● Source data
*****
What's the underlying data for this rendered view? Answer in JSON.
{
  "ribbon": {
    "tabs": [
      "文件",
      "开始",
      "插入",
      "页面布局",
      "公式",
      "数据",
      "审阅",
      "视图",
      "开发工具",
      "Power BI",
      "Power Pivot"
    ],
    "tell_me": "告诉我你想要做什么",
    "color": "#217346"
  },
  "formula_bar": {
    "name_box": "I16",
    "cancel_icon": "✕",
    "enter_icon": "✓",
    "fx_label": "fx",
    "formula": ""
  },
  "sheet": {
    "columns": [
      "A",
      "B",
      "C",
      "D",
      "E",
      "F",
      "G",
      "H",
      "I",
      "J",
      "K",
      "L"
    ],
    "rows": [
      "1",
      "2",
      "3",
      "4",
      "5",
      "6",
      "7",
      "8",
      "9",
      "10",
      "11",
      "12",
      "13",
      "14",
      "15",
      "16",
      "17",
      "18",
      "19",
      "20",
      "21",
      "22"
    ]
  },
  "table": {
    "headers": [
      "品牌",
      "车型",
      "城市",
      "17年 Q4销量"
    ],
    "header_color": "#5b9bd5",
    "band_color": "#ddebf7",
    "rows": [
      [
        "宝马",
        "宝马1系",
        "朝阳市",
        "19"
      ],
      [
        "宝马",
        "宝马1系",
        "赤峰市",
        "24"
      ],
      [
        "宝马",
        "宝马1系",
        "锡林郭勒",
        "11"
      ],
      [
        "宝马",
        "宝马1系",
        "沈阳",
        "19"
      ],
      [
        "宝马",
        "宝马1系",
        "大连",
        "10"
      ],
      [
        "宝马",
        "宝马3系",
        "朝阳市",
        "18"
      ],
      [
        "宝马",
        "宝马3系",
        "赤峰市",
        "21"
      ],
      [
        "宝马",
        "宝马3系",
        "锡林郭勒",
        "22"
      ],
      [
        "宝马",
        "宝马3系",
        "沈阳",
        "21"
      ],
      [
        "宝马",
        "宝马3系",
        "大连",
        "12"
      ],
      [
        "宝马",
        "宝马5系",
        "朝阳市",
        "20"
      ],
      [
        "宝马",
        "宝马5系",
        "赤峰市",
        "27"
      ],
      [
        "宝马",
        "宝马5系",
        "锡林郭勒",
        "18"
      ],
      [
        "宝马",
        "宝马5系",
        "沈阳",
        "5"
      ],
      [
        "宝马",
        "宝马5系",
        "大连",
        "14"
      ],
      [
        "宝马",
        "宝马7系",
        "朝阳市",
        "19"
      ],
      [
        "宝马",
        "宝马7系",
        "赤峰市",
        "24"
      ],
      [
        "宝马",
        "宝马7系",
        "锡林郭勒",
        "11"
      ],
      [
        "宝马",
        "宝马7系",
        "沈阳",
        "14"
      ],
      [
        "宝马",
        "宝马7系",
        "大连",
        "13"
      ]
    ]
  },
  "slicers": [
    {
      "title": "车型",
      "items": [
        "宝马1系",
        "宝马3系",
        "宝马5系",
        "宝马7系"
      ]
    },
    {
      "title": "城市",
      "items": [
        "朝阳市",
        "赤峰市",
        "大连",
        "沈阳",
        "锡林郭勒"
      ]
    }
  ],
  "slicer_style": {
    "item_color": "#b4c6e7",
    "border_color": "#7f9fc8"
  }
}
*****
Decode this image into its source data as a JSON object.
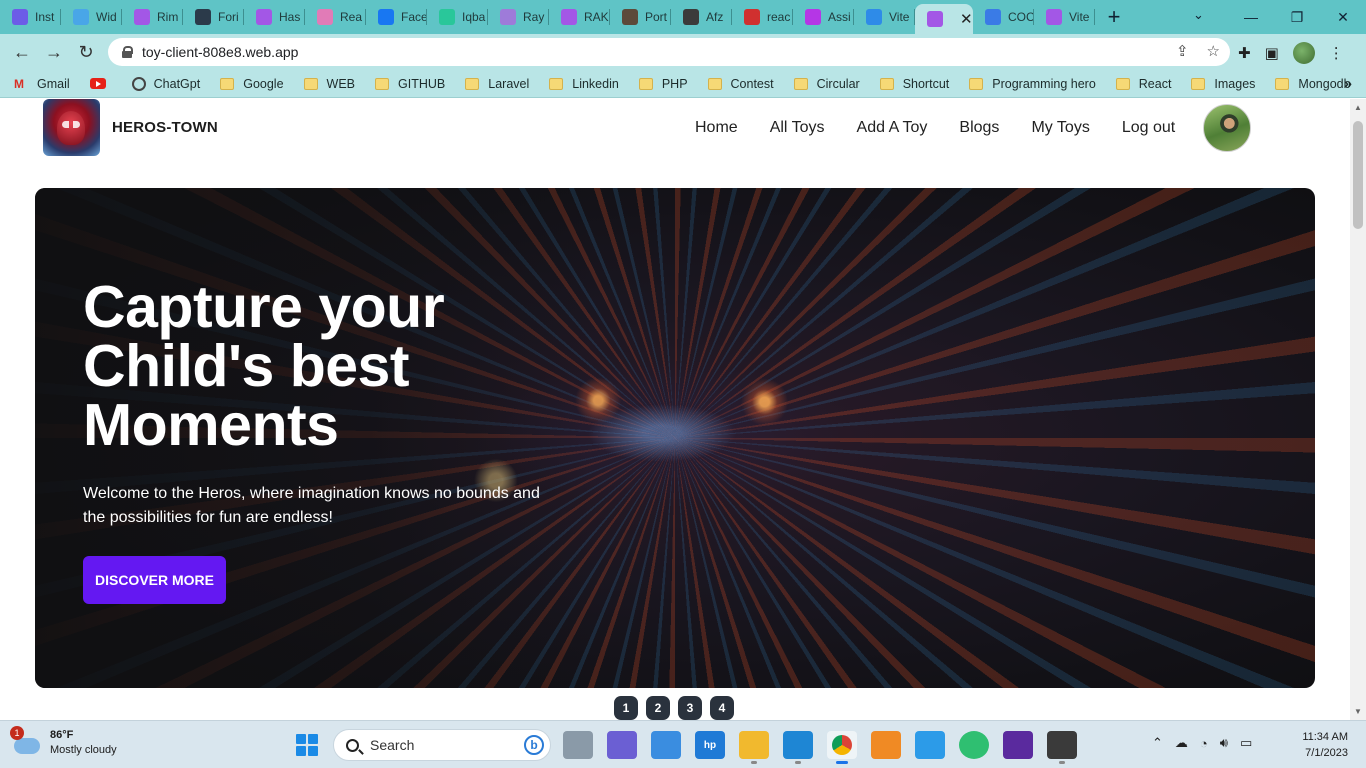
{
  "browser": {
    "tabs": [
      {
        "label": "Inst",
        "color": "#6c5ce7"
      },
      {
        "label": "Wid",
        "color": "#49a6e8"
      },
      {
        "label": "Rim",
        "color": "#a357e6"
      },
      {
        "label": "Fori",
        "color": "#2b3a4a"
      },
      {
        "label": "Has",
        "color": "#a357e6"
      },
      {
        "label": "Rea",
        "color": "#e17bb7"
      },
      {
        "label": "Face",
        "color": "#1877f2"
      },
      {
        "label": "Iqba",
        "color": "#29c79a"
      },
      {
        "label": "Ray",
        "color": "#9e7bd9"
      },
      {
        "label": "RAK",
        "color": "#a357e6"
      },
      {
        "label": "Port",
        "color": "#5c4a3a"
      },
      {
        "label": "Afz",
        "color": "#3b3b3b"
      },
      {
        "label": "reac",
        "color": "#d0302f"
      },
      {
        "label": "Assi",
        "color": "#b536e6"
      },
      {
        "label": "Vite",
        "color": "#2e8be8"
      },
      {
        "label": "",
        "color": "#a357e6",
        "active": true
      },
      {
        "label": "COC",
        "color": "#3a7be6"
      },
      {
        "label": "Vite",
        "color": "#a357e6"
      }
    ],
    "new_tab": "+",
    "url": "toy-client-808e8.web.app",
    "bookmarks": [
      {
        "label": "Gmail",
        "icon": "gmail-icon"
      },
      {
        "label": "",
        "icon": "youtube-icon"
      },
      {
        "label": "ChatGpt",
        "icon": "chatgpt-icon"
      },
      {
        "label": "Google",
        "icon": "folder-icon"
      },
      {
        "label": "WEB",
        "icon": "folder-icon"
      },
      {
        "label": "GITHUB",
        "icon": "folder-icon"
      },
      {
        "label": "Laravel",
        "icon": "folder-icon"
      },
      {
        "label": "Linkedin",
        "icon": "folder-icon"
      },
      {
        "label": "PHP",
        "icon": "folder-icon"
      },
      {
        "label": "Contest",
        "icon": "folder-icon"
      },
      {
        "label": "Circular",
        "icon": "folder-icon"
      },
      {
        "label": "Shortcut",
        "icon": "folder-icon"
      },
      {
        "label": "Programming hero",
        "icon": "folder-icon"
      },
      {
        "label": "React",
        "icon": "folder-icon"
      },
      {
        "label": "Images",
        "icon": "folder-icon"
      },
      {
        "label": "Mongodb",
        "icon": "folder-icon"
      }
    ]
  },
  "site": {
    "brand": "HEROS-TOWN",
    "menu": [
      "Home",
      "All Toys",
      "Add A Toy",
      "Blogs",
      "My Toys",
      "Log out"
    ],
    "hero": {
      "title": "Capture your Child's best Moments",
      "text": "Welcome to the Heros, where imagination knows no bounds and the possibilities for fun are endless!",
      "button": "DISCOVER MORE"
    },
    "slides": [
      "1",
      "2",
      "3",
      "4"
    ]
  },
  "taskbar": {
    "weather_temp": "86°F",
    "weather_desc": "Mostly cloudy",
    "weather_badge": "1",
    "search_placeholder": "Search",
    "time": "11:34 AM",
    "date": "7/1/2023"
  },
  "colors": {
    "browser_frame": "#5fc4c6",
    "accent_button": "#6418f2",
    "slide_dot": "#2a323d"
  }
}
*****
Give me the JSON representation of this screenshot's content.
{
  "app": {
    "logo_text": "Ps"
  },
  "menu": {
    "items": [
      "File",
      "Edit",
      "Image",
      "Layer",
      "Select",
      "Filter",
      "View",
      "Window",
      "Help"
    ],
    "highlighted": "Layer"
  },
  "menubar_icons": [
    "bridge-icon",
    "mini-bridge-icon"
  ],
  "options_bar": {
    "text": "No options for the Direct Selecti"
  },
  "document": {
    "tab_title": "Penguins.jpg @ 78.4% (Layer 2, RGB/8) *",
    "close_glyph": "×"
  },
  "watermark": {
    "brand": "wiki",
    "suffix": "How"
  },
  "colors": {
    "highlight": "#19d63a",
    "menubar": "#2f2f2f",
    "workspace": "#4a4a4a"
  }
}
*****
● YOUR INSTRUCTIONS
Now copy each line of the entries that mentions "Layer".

● RESPONSE AREA
      "Layer",
    "highlighted": "Layer"
    "tab_title": "Penguins.jpg @ 78.4% (Layer 2, RGB/8) *",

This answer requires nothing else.